§ **EXERCISE DESCRIPTION**:
Print all the entries verbatim.

§ **DATASET ENTRIES**:

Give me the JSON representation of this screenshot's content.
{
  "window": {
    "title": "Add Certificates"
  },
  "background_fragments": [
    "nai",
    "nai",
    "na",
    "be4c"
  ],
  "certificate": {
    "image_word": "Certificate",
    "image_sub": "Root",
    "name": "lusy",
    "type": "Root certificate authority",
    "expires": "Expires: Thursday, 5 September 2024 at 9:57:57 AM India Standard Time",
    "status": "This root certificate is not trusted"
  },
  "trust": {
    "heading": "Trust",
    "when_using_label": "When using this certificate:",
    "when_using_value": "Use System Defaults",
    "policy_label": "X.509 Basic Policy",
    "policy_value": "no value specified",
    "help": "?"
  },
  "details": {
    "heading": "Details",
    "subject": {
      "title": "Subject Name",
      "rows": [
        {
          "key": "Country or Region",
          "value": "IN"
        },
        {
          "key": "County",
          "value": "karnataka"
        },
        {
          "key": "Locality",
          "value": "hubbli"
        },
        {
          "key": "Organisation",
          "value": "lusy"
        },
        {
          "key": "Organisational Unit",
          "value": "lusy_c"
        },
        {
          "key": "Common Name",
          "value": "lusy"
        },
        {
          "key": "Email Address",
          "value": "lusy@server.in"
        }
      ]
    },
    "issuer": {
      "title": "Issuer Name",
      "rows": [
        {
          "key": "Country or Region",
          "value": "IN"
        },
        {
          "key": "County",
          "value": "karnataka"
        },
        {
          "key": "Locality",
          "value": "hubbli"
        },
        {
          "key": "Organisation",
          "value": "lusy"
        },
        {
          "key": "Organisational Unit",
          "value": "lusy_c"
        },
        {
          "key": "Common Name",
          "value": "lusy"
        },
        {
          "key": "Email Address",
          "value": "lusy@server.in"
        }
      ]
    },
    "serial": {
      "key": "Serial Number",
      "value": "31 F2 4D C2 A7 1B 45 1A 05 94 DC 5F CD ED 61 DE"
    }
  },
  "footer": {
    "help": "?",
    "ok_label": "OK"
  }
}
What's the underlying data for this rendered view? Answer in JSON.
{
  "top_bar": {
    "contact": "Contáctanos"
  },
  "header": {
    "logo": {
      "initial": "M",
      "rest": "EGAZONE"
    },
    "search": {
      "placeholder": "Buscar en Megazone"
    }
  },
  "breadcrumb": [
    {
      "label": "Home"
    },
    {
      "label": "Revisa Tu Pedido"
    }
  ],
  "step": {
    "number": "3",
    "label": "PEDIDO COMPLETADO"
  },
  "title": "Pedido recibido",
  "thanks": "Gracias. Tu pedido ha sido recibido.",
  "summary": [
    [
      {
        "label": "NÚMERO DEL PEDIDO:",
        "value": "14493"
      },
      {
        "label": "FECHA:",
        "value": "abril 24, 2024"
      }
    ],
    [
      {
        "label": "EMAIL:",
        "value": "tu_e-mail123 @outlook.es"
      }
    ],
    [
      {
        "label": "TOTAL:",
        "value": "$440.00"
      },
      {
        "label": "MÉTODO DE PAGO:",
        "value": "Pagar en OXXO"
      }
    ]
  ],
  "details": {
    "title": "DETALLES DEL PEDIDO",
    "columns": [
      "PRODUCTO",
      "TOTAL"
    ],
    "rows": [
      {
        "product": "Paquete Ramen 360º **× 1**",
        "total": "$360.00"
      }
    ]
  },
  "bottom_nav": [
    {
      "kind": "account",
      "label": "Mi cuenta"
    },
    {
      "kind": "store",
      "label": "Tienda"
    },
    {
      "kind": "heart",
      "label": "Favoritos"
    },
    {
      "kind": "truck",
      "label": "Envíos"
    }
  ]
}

§ **EXERCISE OUTPUT**:
Give me the JSON representation of this screenshot's content.
{
  "window": {
    "title": "Add Certificates"
  },
  "background_fragments": [
    "nai",
    "nai",
    "na",
    "be4c"
  ],
  "certificate": {
    "image_word": "Certificate",
    "image_sub": "Root",
    "name": "lusy",
    "type": "Root certificate authority",
    "expires": "Expires: Thursday, 5 September 2024 at 9:57:57 AM India Standard Time",
    "status": "This root certificate is not trusted"
  },
  "trust": {
    "heading": "Trust",
    "when_using_label": "When using this certificate:",
    "when_using_value": "Use System Defaults",
    "policy_label": "X.509 Basic Policy",
    "policy_value": "no value specified",
    "help": "?"
  },
  "details": {
    "heading": "Details",
    "subject": {
      "title": "Subject Name",
      "rows": [
        {
          "key": "Country or Region",
          "value": "IN"
        },
        {
          "key": "County",
          "value": "karnataka"
        },
        {
          "key": "Locality",
          "value": "hubbli"
        },
        {
          "key": "Organisation",
          "value": "lusy"
        },
        {
          "key": "Organisational Unit",
          "value": "lusy_c"
        },
        {
          "key": "Common Name",
          "value": "lusy"
        },
        {
          "key": "Email Address",
          "value": "lusy@server.in"
        }
      ]
    },
    "issuer": {
      "title": "Issuer Name",
      "rows": [
        {
          "key": "Country or Region",
          "value": "IN"
        },
        {
          "key": "County",
          "value": "karnataka"
        },
        {
          "key": "Locality",
          "value": "hubbli"
        },
        {
          "key": "Organisation",
          "value": "lusy"
        },
        {
          "key": "Organisational Unit",
          "value": "lusy_c"
        },
        {
          "key": "Common Name",
          "value": "lusy"
        },
        {
          "key": "Email Address",
          "value": "lusy@server.in"
        }
      ]
    },
    "serial": {
      "key": "Serial Number",
      "value": "31 F2 4D C2 A7 1B 45 1A 05 94 DC 5F CD ED 61 DE"
    }
  },
  "footer": {
    "help": "?",
    "ok_label": "OK"
  }
}
What's the underlying data for this rendered view? Answer in JSON.
{
  "top_bar": {
    "contact": "Contáctanos"
  },
  "header": {
    "logo": {
      "initial": "M",
      "rest": "EGAZONE"
    },
    "search": {
      "placeholder": "Buscar en Megazone"
    }
  },
  "breadcrumb": [
    {
      "label": "Home"
    },
    {
      "label": "Revisa Tu Pedido"
    }
  ],
  "step": {
    "number": "3",
    "label": "PEDIDO COMPLETADO"
  },
  "title": "Pedido recibido",
  "thanks": "Gracias. Tu pedido ha sido recibido.",
  "summary": [
    [
      {
        "label": "NÚMERO DEL PEDIDO:",
        "value": "14493"
      },
      {
        "label": "FECHA:",
        "value": "abril 24, 2024"
      }
    ],
    [
      {
        "label": "EMAIL:",
        "value": "tu_e-mail123 @outlook.es"
      }
    ],
    [
      {
        "label": "TOTAL:",
        "value": "$440.00"
      },
      {
        "label": "MÉTODO DE PAGO:",
        "value": "Pagar en OXXO"
      }
    ]
  ],
  "details": {
    "title": "DETALLES DEL PEDIDO",
    "columns": [
      "PRODUCTO",
      "TOTAL"
    ],
    "rows": [
      {
        "product": "Paquete Ramen 360º **× 1**",
        "total": "$360.00"
      }
    ]
  },
  "bottom_nav": [
    {
      "kind": "account",
      "label": "Mi cuenta"
    },
    {
      "kind": "store",
      "label": "Tienda"
    },
    {
      "kind": "heart",
      "label": "Favoritos"
    },
    {
      "kind": "truck",
      "label": "Envíos"
    }
  ]
}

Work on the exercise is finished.